I wanted to hang a noticeboard of some kind on the interior side of one of the doors, but everything I found was too deep or too wide and would have interfered with the door closing properly. When I spotted the AVSKILD cork placemats ($4 for a 4-pack), they sparked an idea. I used wood glue to glue two placemats together, front to back. The result is a pair of noticeboards thick enough to push a tack through yet thin enough for the doors to close properly. Problem solved! I used damage-free hanging strips to attach the noticeboards to the door. They’re perfect for displaying photos, to-do lists and project ideas. I used an adhesive hook to hang a calendar on the inside of the other door (seen in the gif above).
The new storage zones ensure that there’s a place for everything. With portable baskets and bins, nothing is permanent so I can easily switch things up or move things around if necessary. Everything is so functional! Finally!

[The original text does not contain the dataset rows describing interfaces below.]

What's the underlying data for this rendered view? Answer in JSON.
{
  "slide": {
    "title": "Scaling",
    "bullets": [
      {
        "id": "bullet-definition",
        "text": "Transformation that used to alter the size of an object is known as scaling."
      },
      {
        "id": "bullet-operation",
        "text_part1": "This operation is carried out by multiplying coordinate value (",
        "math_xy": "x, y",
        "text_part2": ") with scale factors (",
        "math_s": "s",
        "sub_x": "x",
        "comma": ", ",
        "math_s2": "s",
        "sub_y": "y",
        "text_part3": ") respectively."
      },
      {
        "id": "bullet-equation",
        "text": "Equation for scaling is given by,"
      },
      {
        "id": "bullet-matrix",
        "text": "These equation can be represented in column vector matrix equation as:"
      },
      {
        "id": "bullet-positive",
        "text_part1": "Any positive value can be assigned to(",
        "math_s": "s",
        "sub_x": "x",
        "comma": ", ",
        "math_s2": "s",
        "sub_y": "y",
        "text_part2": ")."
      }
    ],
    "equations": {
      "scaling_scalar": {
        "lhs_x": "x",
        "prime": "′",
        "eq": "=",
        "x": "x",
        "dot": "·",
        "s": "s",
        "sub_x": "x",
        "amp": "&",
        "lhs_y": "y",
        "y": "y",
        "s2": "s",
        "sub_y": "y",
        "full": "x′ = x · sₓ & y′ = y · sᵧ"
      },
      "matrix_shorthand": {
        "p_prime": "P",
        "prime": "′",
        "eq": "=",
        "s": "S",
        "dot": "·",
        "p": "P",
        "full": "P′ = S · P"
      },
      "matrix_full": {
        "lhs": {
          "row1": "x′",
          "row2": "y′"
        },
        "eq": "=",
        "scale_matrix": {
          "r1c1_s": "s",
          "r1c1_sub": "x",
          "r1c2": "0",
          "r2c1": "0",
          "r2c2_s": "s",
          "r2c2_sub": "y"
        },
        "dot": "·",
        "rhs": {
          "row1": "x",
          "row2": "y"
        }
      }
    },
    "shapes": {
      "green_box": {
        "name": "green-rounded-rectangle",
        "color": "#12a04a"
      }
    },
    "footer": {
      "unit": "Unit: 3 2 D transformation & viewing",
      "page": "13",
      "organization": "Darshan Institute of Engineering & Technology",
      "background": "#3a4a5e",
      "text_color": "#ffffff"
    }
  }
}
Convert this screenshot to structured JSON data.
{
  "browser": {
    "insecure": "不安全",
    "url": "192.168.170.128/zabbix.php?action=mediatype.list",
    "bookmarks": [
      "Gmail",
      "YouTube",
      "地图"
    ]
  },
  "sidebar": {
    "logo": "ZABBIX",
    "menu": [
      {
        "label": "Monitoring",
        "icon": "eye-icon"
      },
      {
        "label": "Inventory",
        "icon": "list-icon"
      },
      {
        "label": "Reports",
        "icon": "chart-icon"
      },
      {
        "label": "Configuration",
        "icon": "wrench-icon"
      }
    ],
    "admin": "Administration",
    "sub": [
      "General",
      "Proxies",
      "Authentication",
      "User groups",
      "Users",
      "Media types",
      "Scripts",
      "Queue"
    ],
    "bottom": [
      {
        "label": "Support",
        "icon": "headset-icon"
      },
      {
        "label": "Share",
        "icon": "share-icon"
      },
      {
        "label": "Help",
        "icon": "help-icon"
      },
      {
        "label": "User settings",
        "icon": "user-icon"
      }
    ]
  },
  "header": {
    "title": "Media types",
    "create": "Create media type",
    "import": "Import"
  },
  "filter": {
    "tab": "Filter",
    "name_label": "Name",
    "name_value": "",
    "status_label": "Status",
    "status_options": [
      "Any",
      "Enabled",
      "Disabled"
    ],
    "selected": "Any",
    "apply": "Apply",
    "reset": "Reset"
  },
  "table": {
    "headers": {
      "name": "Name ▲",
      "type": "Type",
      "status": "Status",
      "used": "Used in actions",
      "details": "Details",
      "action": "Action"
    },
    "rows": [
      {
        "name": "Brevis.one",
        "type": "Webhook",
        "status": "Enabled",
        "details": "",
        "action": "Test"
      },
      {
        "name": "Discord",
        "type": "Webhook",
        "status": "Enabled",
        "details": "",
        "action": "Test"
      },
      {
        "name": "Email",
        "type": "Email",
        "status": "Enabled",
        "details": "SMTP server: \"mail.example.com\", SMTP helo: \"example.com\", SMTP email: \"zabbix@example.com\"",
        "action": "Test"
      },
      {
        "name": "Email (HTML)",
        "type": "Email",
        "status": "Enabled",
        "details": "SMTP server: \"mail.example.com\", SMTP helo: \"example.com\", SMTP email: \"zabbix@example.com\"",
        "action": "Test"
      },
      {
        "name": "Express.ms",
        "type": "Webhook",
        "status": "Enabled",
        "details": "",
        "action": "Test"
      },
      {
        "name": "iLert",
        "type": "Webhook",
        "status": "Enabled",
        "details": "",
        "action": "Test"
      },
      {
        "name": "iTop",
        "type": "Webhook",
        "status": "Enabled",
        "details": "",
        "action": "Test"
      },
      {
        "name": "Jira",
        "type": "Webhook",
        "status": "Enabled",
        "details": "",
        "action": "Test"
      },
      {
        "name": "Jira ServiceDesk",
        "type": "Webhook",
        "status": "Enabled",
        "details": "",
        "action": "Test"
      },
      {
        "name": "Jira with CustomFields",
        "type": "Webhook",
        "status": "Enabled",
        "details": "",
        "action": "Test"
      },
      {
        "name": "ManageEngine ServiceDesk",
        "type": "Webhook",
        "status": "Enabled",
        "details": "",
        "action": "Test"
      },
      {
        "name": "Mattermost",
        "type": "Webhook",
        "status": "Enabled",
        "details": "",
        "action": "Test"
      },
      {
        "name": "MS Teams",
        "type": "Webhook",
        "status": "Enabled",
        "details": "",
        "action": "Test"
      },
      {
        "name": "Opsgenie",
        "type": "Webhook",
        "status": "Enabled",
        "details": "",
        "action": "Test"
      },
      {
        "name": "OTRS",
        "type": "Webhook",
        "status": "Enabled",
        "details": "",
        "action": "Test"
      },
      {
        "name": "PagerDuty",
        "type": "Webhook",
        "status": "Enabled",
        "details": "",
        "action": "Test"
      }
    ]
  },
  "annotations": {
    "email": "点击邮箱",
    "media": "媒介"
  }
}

What are some of your favorite pragmatic items from IKEA? We use the BEKVÄM step stool on a daily basis. I use it to reach items in cabinets above the microwave and fridge. Steve has used it as a stand-in step ladder for home projects. The younger kids use it to help out in the kitchen. Sometimes Mabrey even sits on the bottom step and uses the top step as a “table” to eat her lunch. Cheetah likes to nap on it next to the humming refrigerator.
*I am a brand ambassadör for IKEA. This post sponsored in part by IKEA. I received product and payment for this collaboration. IKEA is a registered trademark of Inter IKEA Systems B.V. and is used with permission. The views, ideas and opinions expressed here are my own. Thank you for supporting the brands that support this blog!
images: Dana Miller for House*Tweaking